◆ **Data for processing**:
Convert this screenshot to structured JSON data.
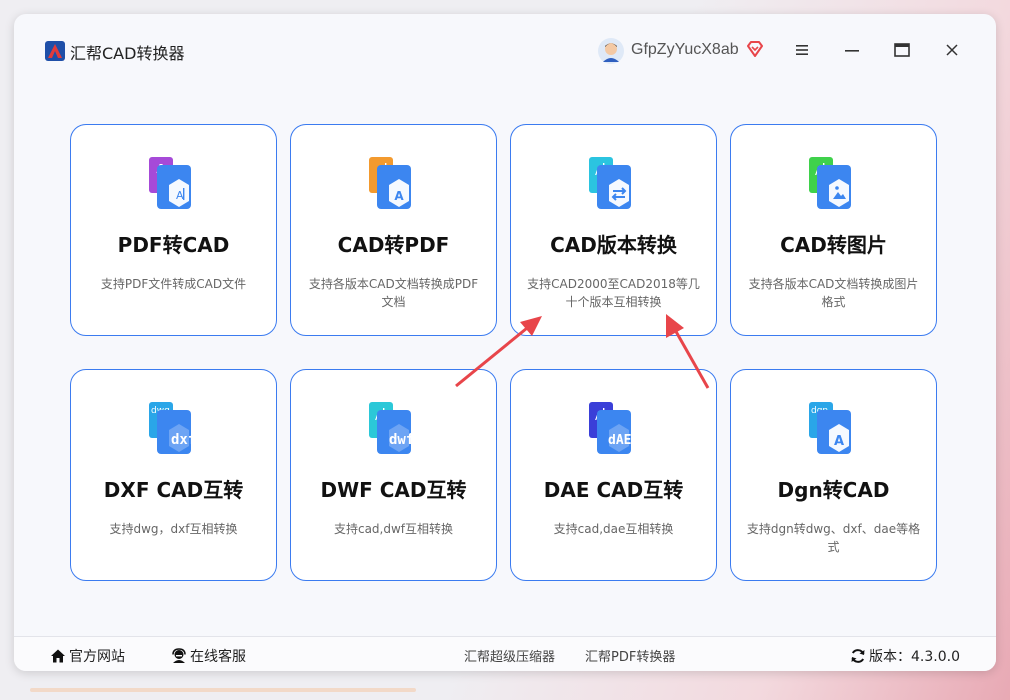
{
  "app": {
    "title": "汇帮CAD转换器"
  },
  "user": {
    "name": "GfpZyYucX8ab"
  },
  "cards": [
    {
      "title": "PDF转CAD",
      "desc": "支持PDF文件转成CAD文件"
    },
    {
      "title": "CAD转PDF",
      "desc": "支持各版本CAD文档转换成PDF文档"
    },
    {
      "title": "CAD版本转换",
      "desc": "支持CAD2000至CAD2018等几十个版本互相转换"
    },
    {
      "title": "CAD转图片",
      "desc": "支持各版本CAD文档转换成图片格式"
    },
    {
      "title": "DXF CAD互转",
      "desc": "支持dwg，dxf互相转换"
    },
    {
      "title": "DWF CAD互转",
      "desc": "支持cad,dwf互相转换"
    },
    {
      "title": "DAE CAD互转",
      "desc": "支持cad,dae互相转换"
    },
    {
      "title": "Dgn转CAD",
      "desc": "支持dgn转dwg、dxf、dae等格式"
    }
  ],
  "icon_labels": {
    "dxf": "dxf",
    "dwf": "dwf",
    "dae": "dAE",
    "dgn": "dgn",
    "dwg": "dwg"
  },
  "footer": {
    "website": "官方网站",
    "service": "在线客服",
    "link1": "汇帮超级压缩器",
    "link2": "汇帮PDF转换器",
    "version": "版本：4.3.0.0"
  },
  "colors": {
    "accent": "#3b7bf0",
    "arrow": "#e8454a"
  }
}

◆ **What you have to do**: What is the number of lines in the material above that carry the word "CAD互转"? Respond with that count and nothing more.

◆ **Result**: 3